While just alpha prototypes, Audi and its e-tron range is not going to be left behind… Just in case.
Wayne Gerdes - CleanMPG
- Sept. 9, 2010
Audi A1 - Platform for the e-tron PHEV-31 variant.
Audi, E.ON, the Munich municipal utility company and the Technical University of Munich (TUM) are off and running with a small prototype fleet trial of BEVs in and around Munich. By summer of next year, 20 Audi A1 e-tron models will be placed on the road and with approximately 200 new charging stations slated to be installed to help the fledgling effort. The project is part of the "Model Region Electromobility Munich" sponsored by the German Federal Ministry of Transport. It will address a number of issues from the data transfer between the driver, vehicle and charging station and the power grid. It will also include a test of Smartphones as a key interface for the drivers.
The Audi A1 e-tron is an innovative Mega City Vehicle (MCV) with a serial electric drive. It has a range an all-electric range of more than 30 miles in city traffic from its Li-Ion modules mounted in the floor assembly in front of the rear axle. Its output peaks at 102 HP with a governed top speed of 80 mph.
A small, and very underpowered 20 HP single-rotor Wankel engine increases the range by recharging the battery. With it, the A1 PHEV-31 e-tron can cover an additional 124 miles. On the proposed European PHEV FE cycle, the A1 PHEV-31 e-tron will achieve a FE rating of 123 mpgUS.
E.ON and SWM are installing a total of 100 “electric filling stations” each as part of a variety of projects. All of the charging stations are supplied with electricity generated from renewable energies.
The Technical University of Munich is responsible for data collection and evaluation of mobility behavior. How heavily and in which situation is the electric car being used? And what influence does this option have on the use of other means of transportation? To answer these questions, the Department of Vehicle Engineering has developed a mobile application that will be provided on a Smartphone to all participants of the fleet trial.

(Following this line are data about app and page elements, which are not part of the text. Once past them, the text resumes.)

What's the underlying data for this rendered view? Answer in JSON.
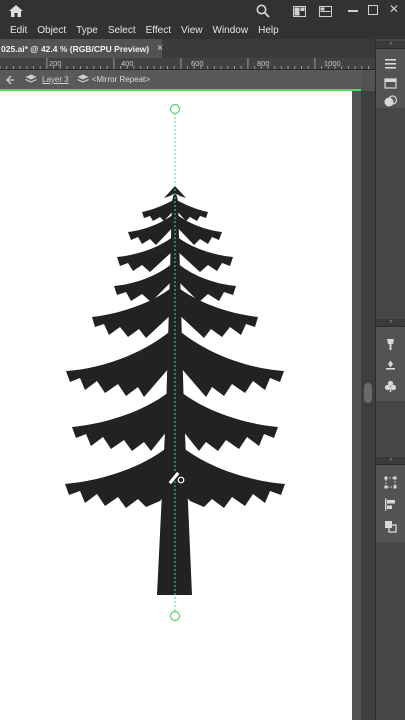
{
  "menu": {
    "items": [
      "Edit",
      "Object",
      "Type",
      "Select",
      "Effect",
      "View",
      "Window",
      "Help"
    ]
  },
  "document": {
    "tab_title": "025.ai* @ 42.4 % (RGB/CPU Preview)",
    "close_glyph": "×"
  },
  "ruler": {
    "labels": [
      "200",
      "400",
      "600",
      "800",
      "1000"
    ]
  },
  "isolation": {
    "layer": "Layer 3",
    "group": "<Mirror Repeat>"
  },
  "icons": {
    "home": "home-icon",
    "search": "search-icon",
    "arrange": "arrange-documents-icon",
    "panels": "panels-icon",
    "dock": [
      "properties-icon",
      "layers-icon",
      "appearance-icon",
      "brushes-icon",
      "symbols-icon",
      "align-icon",
      "transform-icon",
      "pathfinder-icon"
    ]
  },
  "colors": {
    "accent_green": "#4cd964",
    "guide_green": "#5fd16a",
    "artwork": "#222222"
  }
}
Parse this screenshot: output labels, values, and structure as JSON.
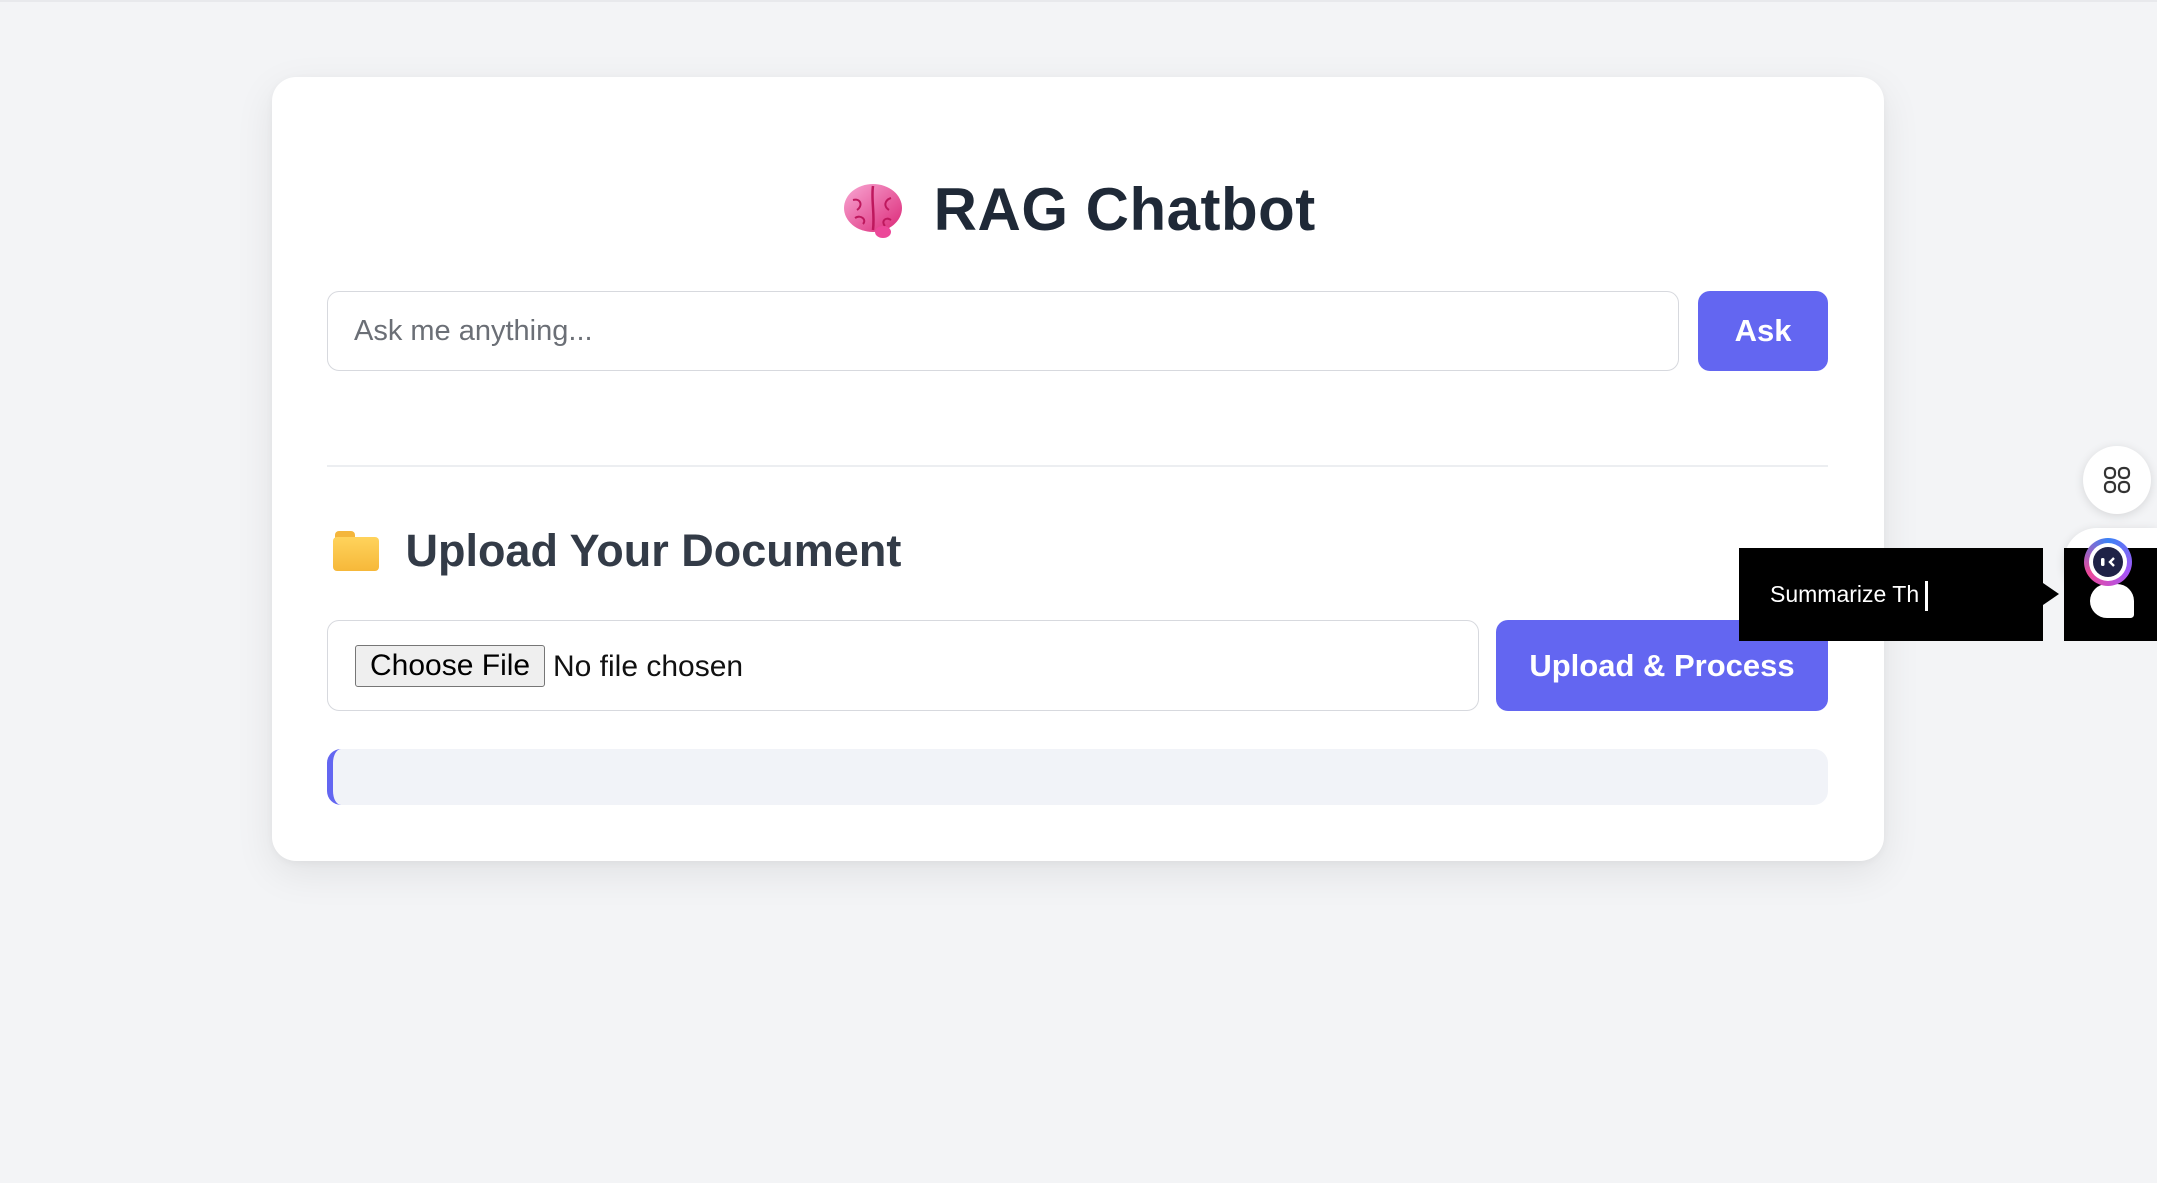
{
  "app": {
    "title": "RAG Chatbot",
    "title_icon": "brain-icon"
  },
  "chat": {
    "placeholder": "Ask me anything...",
    "value": "",
    "ask_label": "Ask"
  },
  "upload": {
    "heading": "Upload Your Document",
    "heading_icon": "folder-icon",
    "choose_label": "Choose File",
    "file_status": "No file chosen",
    "submit_label": "Upload & Process"
  },
  "status": {
    "text": ""
  },
  "widgets": {
    "apps_icon": "command-icon",
    "assistant_icon": "bot-avatar-icon",
    "tooltip_text": "Summarize Th"
  },
  "colors": {
    "accent": "#6366f1",
    "background": "#f3f4f6",
    "card": "#ffffff",
    "title": "#1f2937"
  }
}
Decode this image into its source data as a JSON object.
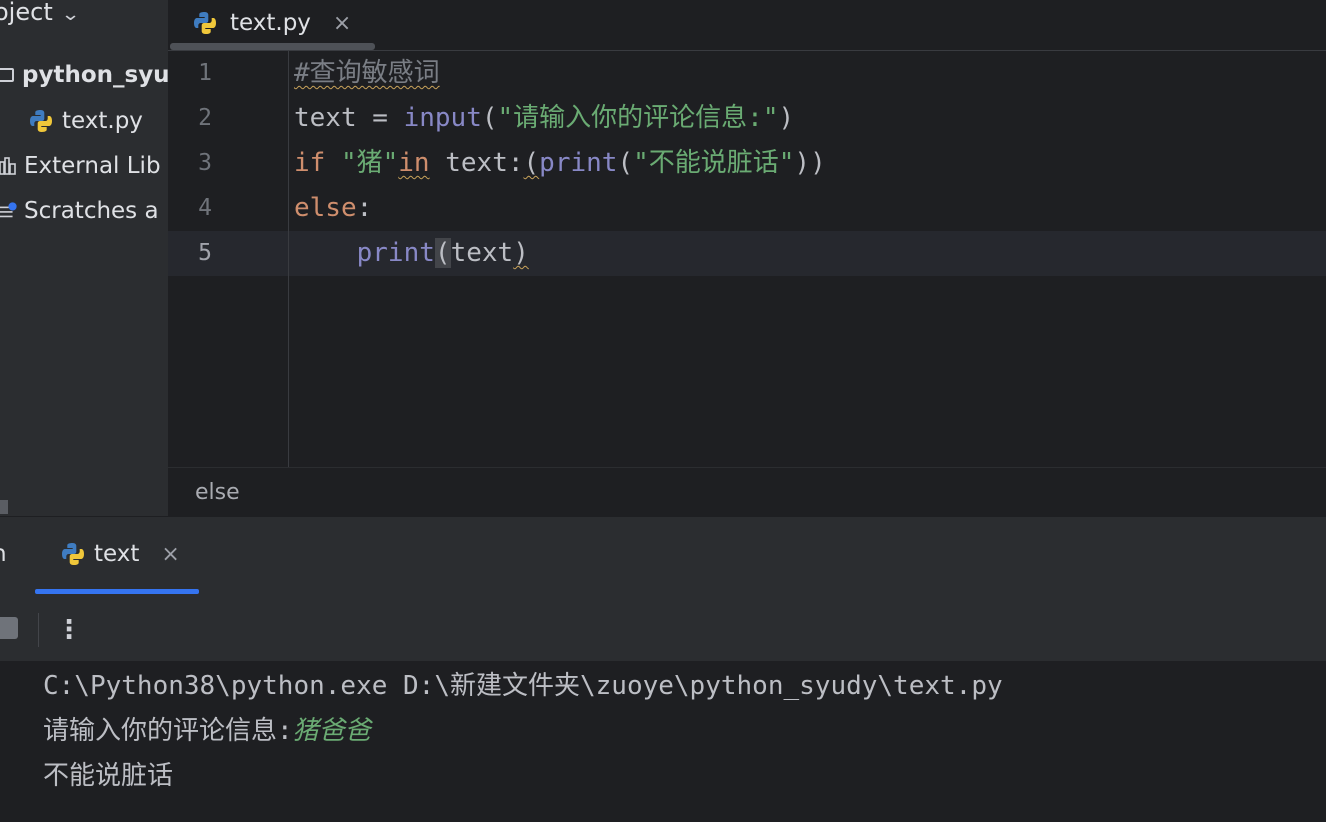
{
  "sidebar": {
    "header": "oject",
    "items": [
      {
        "label": "python_syu",
        "icon": "folder-icon"
      },
      {
        "label": "text.py",
        "icon": "python-icon"
      },
      {
        "label": "External Lib",
        "icon": "library-icon"
      },
      {
        "label": "Scratches a",
        "icon": "scratches-icon"
      }
    ]
  },
  "editor": {
    "tab": {
      "label": "text.py",
      "close": "×"
    },
    "line_numbers": [
      "1",
      "2",
      "3",
      "4",
      "5"
    ],
    "breadcrumb": "else",
    "code": {
      "l1": {
        "comment": "#查询敏感词"
      },
      "l2": {
        "var": "text",
        "assign": " = ",
        "fn": "input",
        "open": "(",
        "str": "\"请输入你的评论信息:\"",
        "close": ")"
      },
      "l3": {
        "kw_if": "if",
        "sp": " ",
        "str": "\"猪\"",
        "kw_in": "in",
        "rest": " text:",
        "open": "(",
        "fn": "print",
        "open2": "(",
        "str2": "\"不能说脏话\"",
        "close": "))"
      },
      "l4": {
        "kw_else": "else",
        "colon": ":"
      },
      "l5": {
        "indent": "    ",
        "fn": "print",
        "open": "(",
        "arg": "text",
        "close": ")"
      }
    }
  },
  "run": {
    "label_cut": "n",
    "tab": {
      "label": "text",
      "close": "×"
    },
    "more": "⋮",
    "console": {
      "cmd": "C:\\Python38\\python.exe D:\\新建文件夹\\zuoye\\python_syudy\\text.py",
      "prompt": "请输入你的评论信息:",
      "input": "猪爸爸",
      "output": "不能说脏话"
    }
  },
  "colors": {
    "keyword": "#cf8e6d",
    "string": "#6aab73",
    "builtin": "#8888c6",
    "accent": "#3574f0"
  }
}
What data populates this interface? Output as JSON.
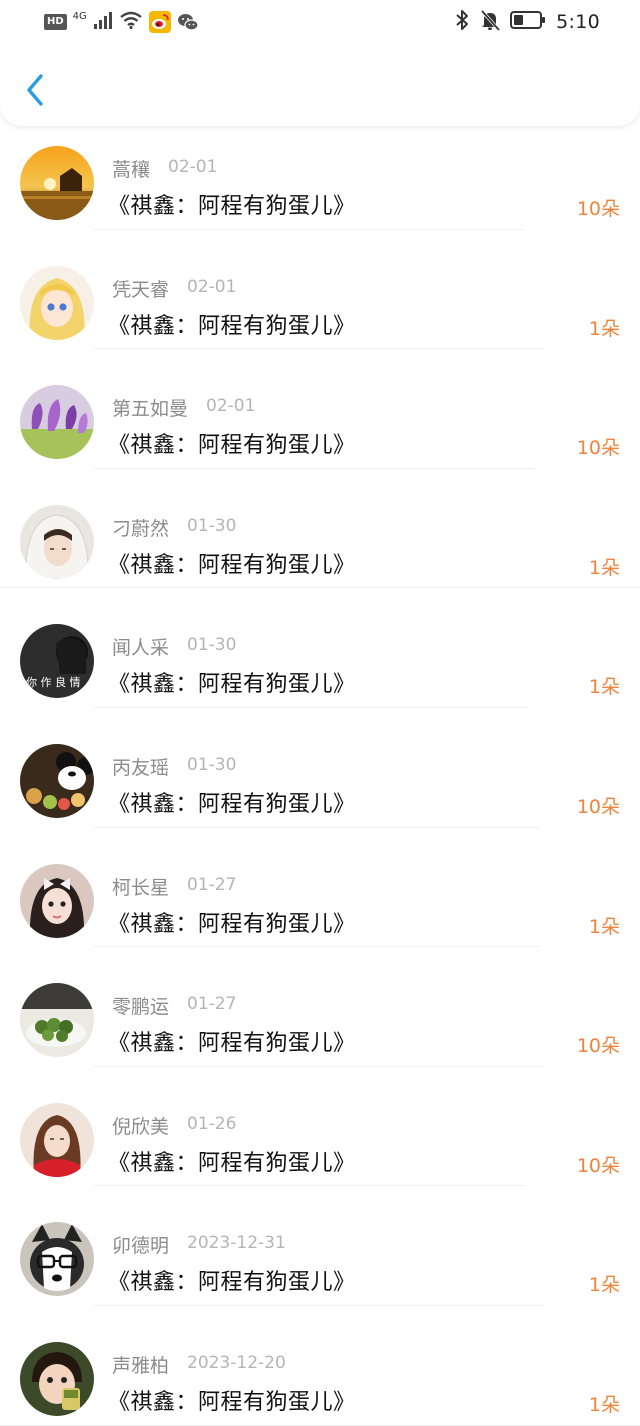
{
  "status_bar": {
    "hd": "HD",
    "network": "4G",
    "time": "5:10"
  },
  "header": {
    "back_icon": "chevron-left-icon",
    "accent_color": "#2a9be0"
  },
  "records": [
    {
      "name": "蒿穰",
      "date": "02-01",
      "title": "《祺鑫：阿程有狗蛋儿》",
      "count": "10朵",
      "avatar": "sunset-sea"
    },
    {
      "name": "凭天睿",
      "date": "02-01",
      "title": "《祺鑫：阿程有狗蛋儿》",
      "count": "1朵",
      "avatar": "anime-blonde-girl"
    },
    {
      "name": "第五如曼",
      "date": "02-01",
      "title": "《祺鑫：阿程有狗蛋儿》",
      "count": "10朵",
      "avatar": "purple-crocus-flowers"
    },
    {
      "name": "刁蔚然",
      "date": "01-30",
      "title": "《祺鑫：阿程有狗蛋儿》",
      "count": "1朵",
      "avatar": "girl-white-hood"
    },
    {
      "name": "闻人采",
      "date": "01-30",
      "title": "《祺鑫：阿程有狗蛋儿》",
      "count": "1朵",
      "avatar": "dark-text-photo"
    },
    {
      "name": "丙友瑶",
      "date": "01-30",
      "title": "《祺鑫：阿程有狗蛋儿》",
      "count": "10朵",
      "avatar": "cartoon-mouse-food"
    },
    {
      "name": "柯长星",
      "date": "01-27",
      "title": "《祺鑫：阿程有狗蛋儿》",
      "count": "1朵",
      "avatar": "girl-bow-portrait"
    },
    {
      "name": "零鹏运",
      "date": "01-27",
      "title": "《祺鑫：阿程有狗蛋儿》",
      "count": "10朵",
      "avatar": "green-fruit-bowl"
    },
    {
      "name": "倪欣美",
      "date": "01-26",
      "title": "《祺鑫：阿程有狗蛋儿》",
      "count": "10朵",
      "avatar": "girl-red-scarf"
    },
    {
      "name": "卯德明",
      "date": "2023-12-31",
      "title": "《祺鑫：阿程有狗蛋儿》",
      "count": "1朵",
      "avatar": "husky-with-glasses"
    },
    {
      "name": "声雅柏",
      "date": "2023-12-20",
      "title": "《祺鑫：阿程有狗蛋儿》",
      "count": "1朵",
      "avatar": "child-eating"
    }
  ]
}
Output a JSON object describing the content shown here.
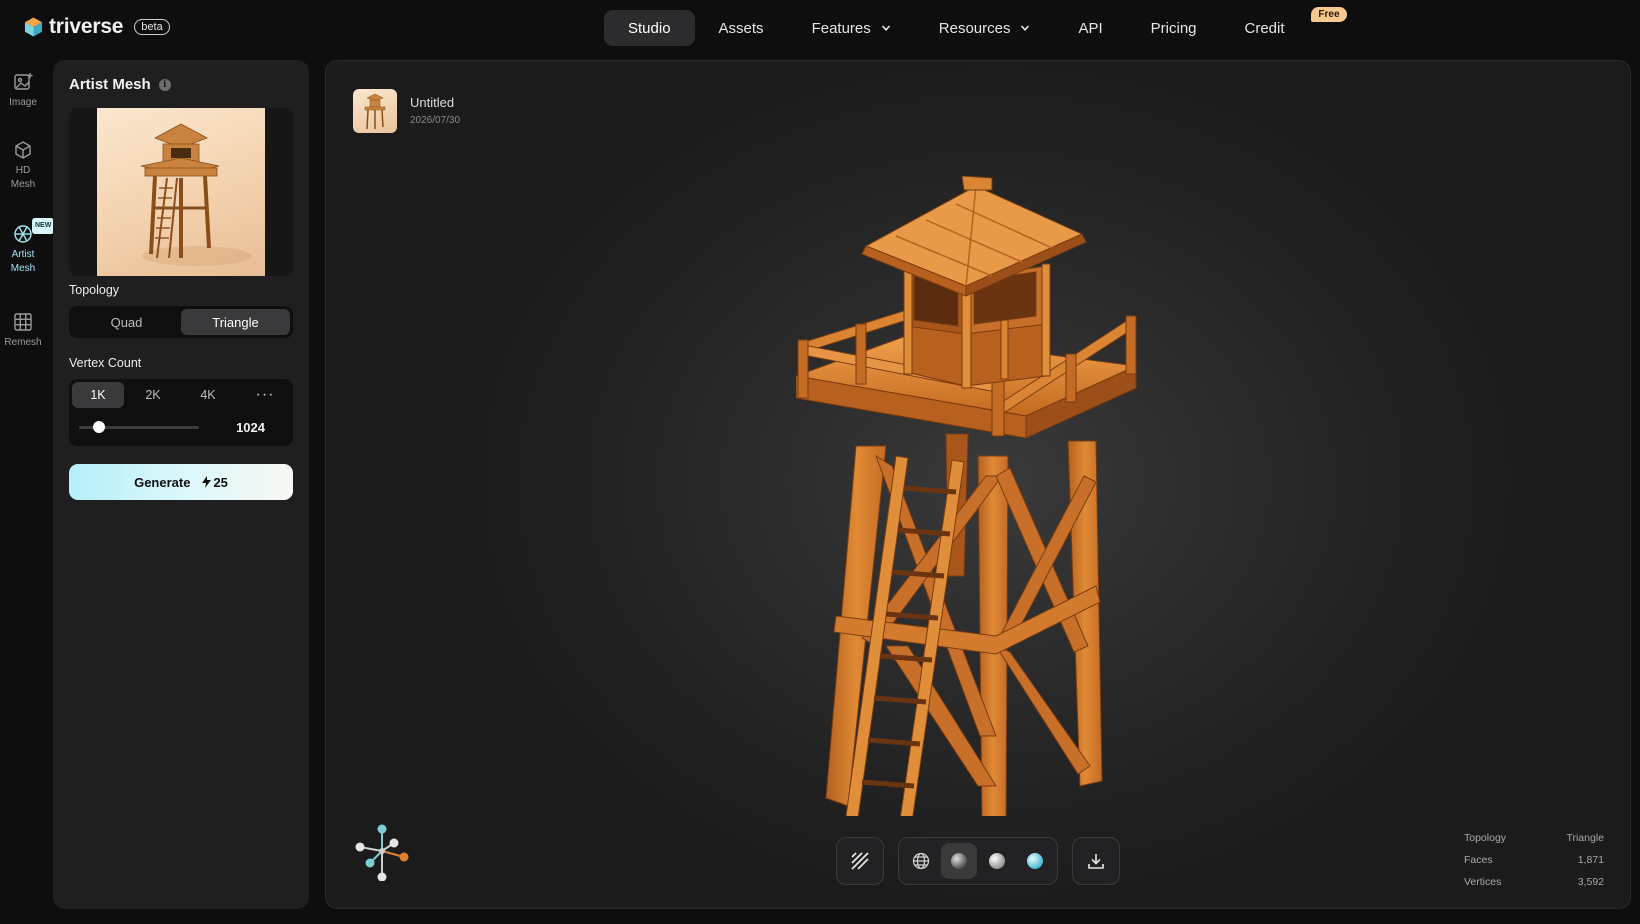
{
  "brand": {
    "name": "triverse",
    "badge": "beta"
  },
  "nav": [
    {
      "label": "Studio",
      "active": true,
      "dropdown": false
    },
    {
      "label": "Assets",
      "active": false,
      "dropdown": false
    },
    {
      "label": "Features",
      "active": false,
      "dropdown": true
    },
    {
      "label": "Resources",
      "active": false,
      "dropdown": true
    },
    {
      "label": "API",
      "active": false,
      "dropdown": false
    },
    {
      "label": "Pricing",
      "active": false,
      "dropdown": false
    },
    {
      "label": "Credit",
      "active": false,
      "dropdown": false,
      "badge": "Free"
    }
  ],
  "rail": [
    {
      "label": "Image",
      "icon": "image-icon"
    },
    {
      "label": "HD Mesh",
      "icon": "cube-icon"
    },
    {
      "label": "Artist Mesh",
      "icon": "mesh-sphere-icon",
      "active": true,
      "badge": "NEW"
    },
    {
      "label": "Remesh",
      "icon": "grid-icon"
    }
  ],
  "panel": {
    "title": "Artist Mesh",
    "info_icon": "i",
    "topology_label": "Topology",
    "topology_options": [
      "Quad",
      "Triangle"
    ],
    "topology_selected": "Triangle",
    "vertex_label": "Vertex Count",
    "vertex_options": [
      "1K",
      "2K",
      "4K"
    ],
    "vertex_more": "···",
    "vertex_selected": "1K",
    "vertex_value": "1024",
    "slider_fraction": 0.12,
    "generate_label": "Generate",
    "generate_cost": "25"
  },
  "file": {
    "name": "Untitled",
    "date": "2026/07/30"
  },
  "stats": [
    {
      "label": "Topology",
      "value": "Triangle"
    },
    {
      "label": "Faces",
      "value": "1,871"
    },
    {
      "label": "Vertices",
      "value": "3,592"
    }
  ],
  "colors": {
    "accent": "#9fe6f2",
    "wood": "#d17a2c",
    "badge_free": "#f7c98e"
  }
}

The device will document their mobility behavior – from their use of bicycles to the electric cars and from conventional cars to buses and trains. To ensure that the participants always use the Smartphone, the Department of Ergonomics made sure that the application features an easy-to-use design that encourages long-term use.
At the same time, the Department of Marketing is conducting a study to discover which billing models for the electricity used for e-mobility meet with the greatest acceptance.
Electromobility at its core is how the transportation systems of the future should look. In the Munich region, Technical University of Munich is providing approximately $12.7 Million USD in funding for electromobility.
“The goal is to make Germany the lead market for electromobility by placing at least one million electric vehicles on German roads by 2020,” says Federal Transport Minister Peter Ramsauer.
“For researchers, it is no longer a question of whether electric mobility will be able to establish itself, but rather of when. Electromobility means a paradigm shift for industry and society, making it a central strategic focus of the TUM,” says Professor Wolfgang A. Hermann, President of the Technical University of Munich. “The Science Center for Electromobility at TUM pools the expertise of 42 departments from eight schools, which are working hard to contribute to the development of sustainable individual mobility.”